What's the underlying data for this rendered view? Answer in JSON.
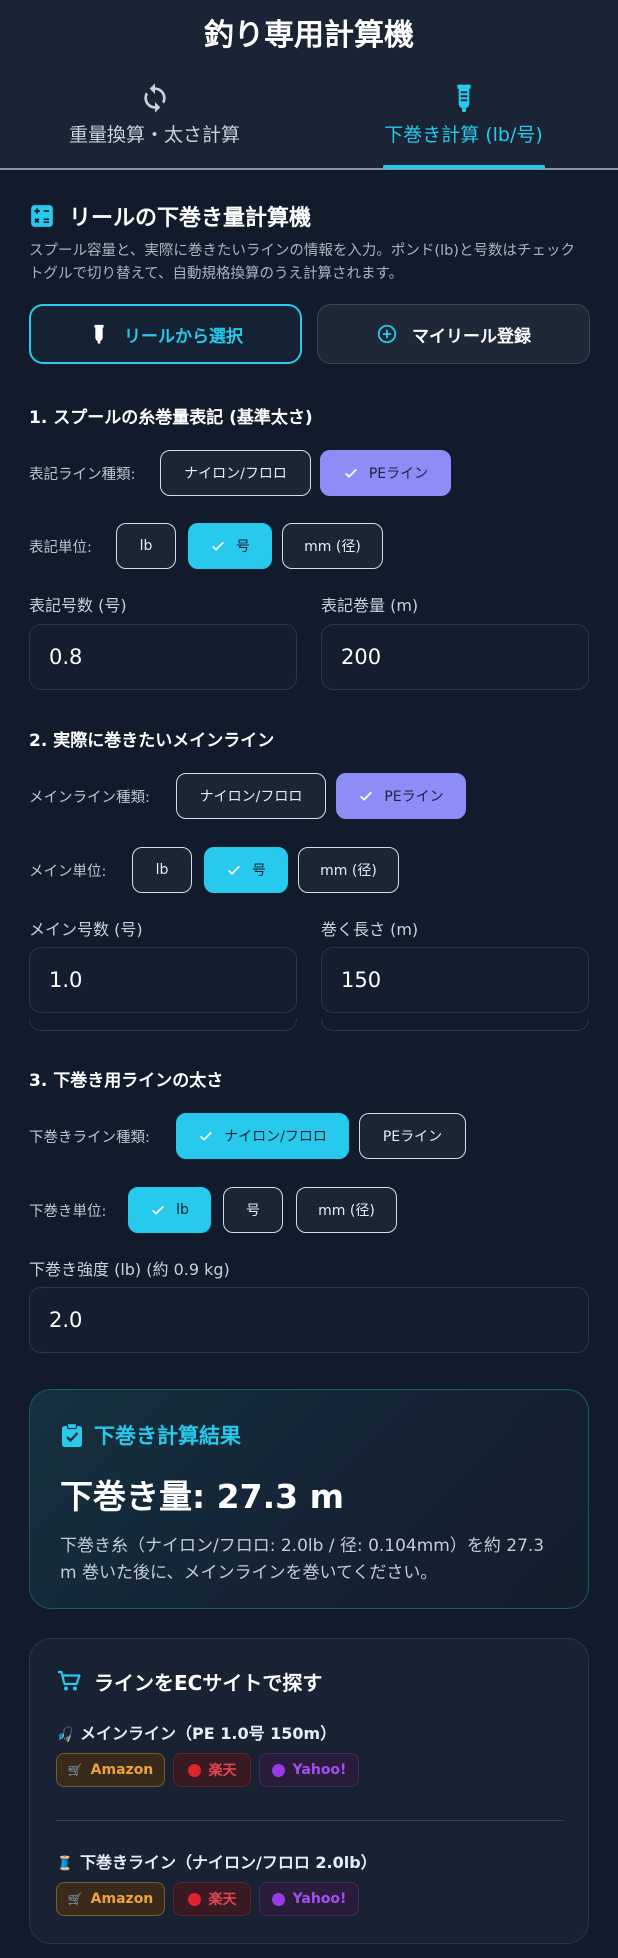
{
  "app": {
    "title": "釣り専用計算機"
  },
  "tabs": [
    {
      "label": "重量換算・太さ計算",
      "icon": "sync-icon",
      "active": false
    },
    {
      "label": "下巻き計算 (lb/号)",
      "icon": "spool-icon",
      "active": true
    }
  ],
  "calculator": {
    "title": "リールの下巻き量計算機",
    "description": "スプール容量と、実際に巻きたいラインの情報を入力。ポンド(lb)と号数はチェックトグルで切り替えて、自動規格換算のうえ計算されます。",
    "select_reel_label": "リールから選択",
    "register_reel_label": "マイリール登録"
  },
  "spool_spec": {
    "section_title": "1. スプールの糸巻量表記 (基準太さ)",
    "line_type_label": "表記ライン種類:",
    "line_types": [
      "ナイロン/フロロ",
      "PEライン"
    ],
    "line_type_selected": "PEライン",
    "unit_label": "表記単位:",
    "units": [
      "lb",
      "号",
      "mm (径)"
    ],
    "unit_selected": "号",
    "size_label": "表記号数 (号)",
    "size_value": "0.8",
    "length_label": "表記巻量 (m)",
    "length_value": "200"
  },
  "main_line": {
    "section_title": "2. 実際に巻きたいメインライン",
    "line_type_label": "メインライン種類:",
    "line_types": [
      "ナイロン/フロロ",
      "PEライン"
    ],
    "line_type_selected": "PEライン",
    "unit_label": "メイン単位:",
    "units": [
      "lb",
      "号",
      "mm (径)"
    ],
    "unit_selected": "号",
    "size_label": "メイン号数 (号)",
    "size_value": "1.0",
    "length_label": "巻く長さ (m)",
    "length_value": "150"
  },
  "backing_line": {
    "section_title": "3. 下巻き用ラインの太さ",
    "line_type_label": "下巻きライン種類:",
    "line_types": [
      "ナイロン/フロロ",
      "PEライン"
    ],
    "line_type_selected": "ナイロン/フロロ",
    "unit_label": "下巻き単位:",
    "units": [
      "lb",
      "号",
      "mm (径)"
    ],
    "unit_selected": "lb",
    "strength_label": "下巻き強度 (lb) (約 0.9 kg)",
    "strength_value": "2.0"
  },
  "result": {
    "title": "下巻き計算結果",
    "amount": "下巻き量: 27.3 m",
    "description": "下巻き糸（ナイロン/フロロ: 2.0lb / 径: 0.104mm）を約 27.3 m 巻いた後に、メインラインを巻いてください。"
  },
  "ec": {
    "title": "ラインをECサイトで探す",
    "main_line_label": "メインライン（PE 1.0号 150m）",
    "main_line_emoji": "🎣",
    "backing_line_label": "下巻きライン（ナイロン/フロロ 2.0lb）",
    "backing_line_emoji": "🧵",
    "shops": {
      "amazon": "Amazon",
      "amazon_emoji": "🛒",
      "rakuten": "楽天",
      "yahoo": "Yahoo!"
    }
  },
  "colors": {
    "accent": "#27c9ec",
    "selected_purple": "#8c8df6",
    "background": "#111b2b",
    "amazon": "#f0a23a",
    "rakuten": "#e4464f",
    "yahoo": "#a44ff0"
  }
}
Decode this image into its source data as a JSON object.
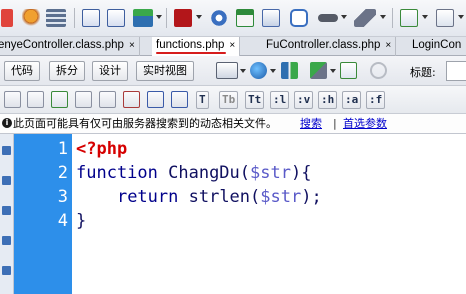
{
  "tabs": [
    {
      "label": "enyeController.class.php",
      "active": false
    },
    {
      "label": "functions.php",
      "active": true
    },
    {
      "label": "FuController.class.php",
      "active": false
    },
    {
      "label": "LoginCon",
      "active": false
    }
  ],
  "tab_close_glyph": "×",
  "view_buttons": {
    "code": "代码",
    "split": "拆分",
    "design": "设计",
    "live": "实时视图"
  },
  "title_label": "标题:",
  "format_buttons": [
    ":l",
    ":v",
    ":h",
    ":a",
    ":f"
  ],
  "format_text_icons": [
    "T",
    "Tb",
    "Tt"
  ],
  "infobar": {
    "icon": "i",
    "message": "此页面可能具有仅可由服务器搜索到的动态相关文件。",
    "link_detect": "搜索",
    "separator": "|",
    "link_settings": "首选参数"
  },
  "editor": {
    "line_numbers": [
      "1",
      "2",
      "3",
      "4"
    ],
    "lines": {
      "l1_open": "<?php",
      "l2_kw": "function",
      "l2_name": " ChangDu(",
      "l2_var": "$str",
      "l2_end": "){",
      "l3_indent": "    ",
      "l3_kw": "return",
      "l3_fn": " strlen(",
      "l3_var": "$str",
      "l3_end": ");",
      "l4": "}"
    }
  },
  "colors": {
    "gutter": "#2d8fea",
    "php_tag": "#d60000",
    "keyword": "#00008b",
    "variable": "#5a5ac8",
    "active_tab_underline": "#d61c1c"
  },
  "icons": {
    "toolbar1": [
      "new-document-icon",
      "insert-icon",
      "table-icon",
      "image-icon",
      "flash-icon",
      "settings-icon",
      "calendar-icon",
      "server-icon",
      "comment-icon",
      "tag-icon",
      "template-icon",
      "snippet-icon",
      "help-icon"
    ],
    "viewbar": [
      "multiscreen-icon",
      "globe-icon",
      "file-transfer-icon",
      "debug-icon",
      "validate-icon",
      "refresh-icon"
    ]
  }
}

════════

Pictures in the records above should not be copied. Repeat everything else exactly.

■ **TASK OUTPUT**
What's the underlying data for this rendered view? Answer in JSON.
{
  "app": {
    "title": "釣り専用計算機"
  },
  "tabs": [
    {
      "label": "重量換算・太さ計算",
      "icon": "sync-icon",
      "active": false
    },
    {
      "label": "下巻き計算 (lb/号)",
      "icon": "spool-icon",
      "active": true
    }
  ],
  "calculator": {
    "title": "リールの下巻き量計算機",
    "description": "スプール容量と、実際に巻きたいラインの情報を入力。ポンド(lb)と号数はチェックトグルで切り替えて、自動規格換算のうえ計算されます。",
    "select_reel_label": "リールから選択",
    "register_reel_label": "マイリール登録"
  },
  "spool_spec": {
    "section_title": "1. スプールの糸巻量表記 (基準太さ)",
    "line_type_label": "表記ライン種類:",
    "line_types": [
      "ナイロン/フロロ",
      "PEライン"
    ],
    "line_type_selected": "PEライン",
    "unit_label": "表記単位:",
    "units": [
      "lb",
      "号",
      "mm (径)"
    ],
    "unit_selected": "号",
    "size_label": "表記号数 (号)",
    "size_value": "0.8",
    "length_label": "表記巻量 (m)",
    "length_value": "200"
  },
  "main_line": {
    "section_title": "2. 実際に巻きたいメインライン",
    "line_type_label": "メインライン種類:",
    "line_types": [
      "ナイロン/フロロ",
      "PEライン"
    ],
    "line_type_selected": "PEライン",
    "unit_label": "メイン単位:",
    "units": [
      "lb",
      "号",
      "mm (径)"
    ],
    "unit_selected": "号",
    "size_label": "メイン号数 (号)",
    "size_value": "1.0",
    "length_label": "巻く長さ (m)",
    "length_value": "150"
  },
  "backing_line": {
    "section_title": "3. 下巻き用ラインの太さ",
    "line_type_label": "下巻きライン種類:",
    "line_types": [
      "ナイロン/フロロ",
      "PEライン"
    ],
    "line_type_selected": "ナイロン/フロロ",
    "unit_label": "下巻き単位:",
    "units": [
      "lb",
      "号",
      "mm (径)"
    ],
    "unit_selected": "lb",
    "strength_label": "下巻き強度 (lb) (約 0.9 kg)",
    "strength_value": "2.0"
  },
  "result": {
    "title": "下巻き計算結果",
    "amount": "下巻き量: 27.3 m",
    "description": "下巻き糸（ナイロン/フロロ: 2.0lb / 径: 0.104mm）を約 27.3 m 巻いた後に、メインラインを巻いてください。"
  },
  "ec": {
    "title": "ラインをECサイトで探す",
    "main_line_label": "メインライン（PE 1.0号 150m）",
    "main_line_emoji": "🎣",
    "backing_line_label": "下巻きライン（ナイロン/フロロ 2.0lb）",
    "backing_line_emoji": "🧵",
    "shops": {
      "amazon": "Amazon",
      "amazon_emoji": "🛒",
      "rakuten": "楽天",
      "yahoo": "Yahoo!"
    }
  },
  "colors": {
    "accent": "#27c9ec",
    "selected_purple": "#8c8df6",
    "background": "#111b2b",
    "amazon": "#f0a23a",
    "rakuten": "#e4464f",
    "yahoo": "#a44ff0"
  }
}
Decode this image into its source data as a JSON object.
{
  "tabs": [
    {
      "label": "enyeController.class.php",
      "active": false
    },
    {
      "label": "functions.php",
      "active": true
    },
    {
      "label": "FuController.class.php",
      "active": false
    },
    {
      "label": "LoginCon",
      "active": false
    }
  ],
  "tab_close_glyph": "×",
  "view_buttons": {
    "code": "代码",
    "split": "拆分",
    "design": "设计",
    "live": "实时视图"
  },
  "title_label": "标题:",
  "format_buttons": [
    ":l",
    ":v",
    ":h",
    ":a",
    ":f"
  ],
  "format_text_icons": [
    "T",
    "Tb",
    "Tt"
  ],
  "infobar": {
    "icon": "i",
    "message": "此页面可能具有仅可由服务器搜索到的动态相关文件。",
    "link_detect": "搜索",
    "separator": "|",
    "link_settings": "首选参数"
  },
  "editor": {
    "line_numbers": [
      "1",
      "2",
      "3",
      "4"
    ],
    "lines": {
      "l1_open": "<?php",
      "l2_kw": "function",
      "l2_name": " ChangDu(",
      "l2_var": "$str",
      "l2_end": "){",
      "l3_indent": "    ",
      "l3_kw": "return",
      "l3_fn": " strlen(",
      "l3_var": "$str",
      "l3_end": ");",
      "l4": "}"
    }
  },
  "colors": {
    "gutter": "#2d8fea",
    "php_tag": "#d60000",
    "keyword": "#00008b",
    "variable": "#5a5ac8",
    "active_tab_underline": "#d61c1c"
  },
  "icons": {
    "toolbar1": [
      "new-document-icon",
      "insert-icon",
      "table-icon",
      "image-icon",
      "flash-icon",
      "settings-icon",
      "calendar-icon",
      "server-icon",
      "comment-icon",
      "tag-icon",
      "template-icon",
      "snippet-icon",
      "help-icon"
    ],
    "viewbar": [
      "multiscreen-icon",
      "globe-icon",
      "file-transfer-icon",
      "debug-icon",
      "validate-icon",
      "refresh-icon"
    ]
  }
}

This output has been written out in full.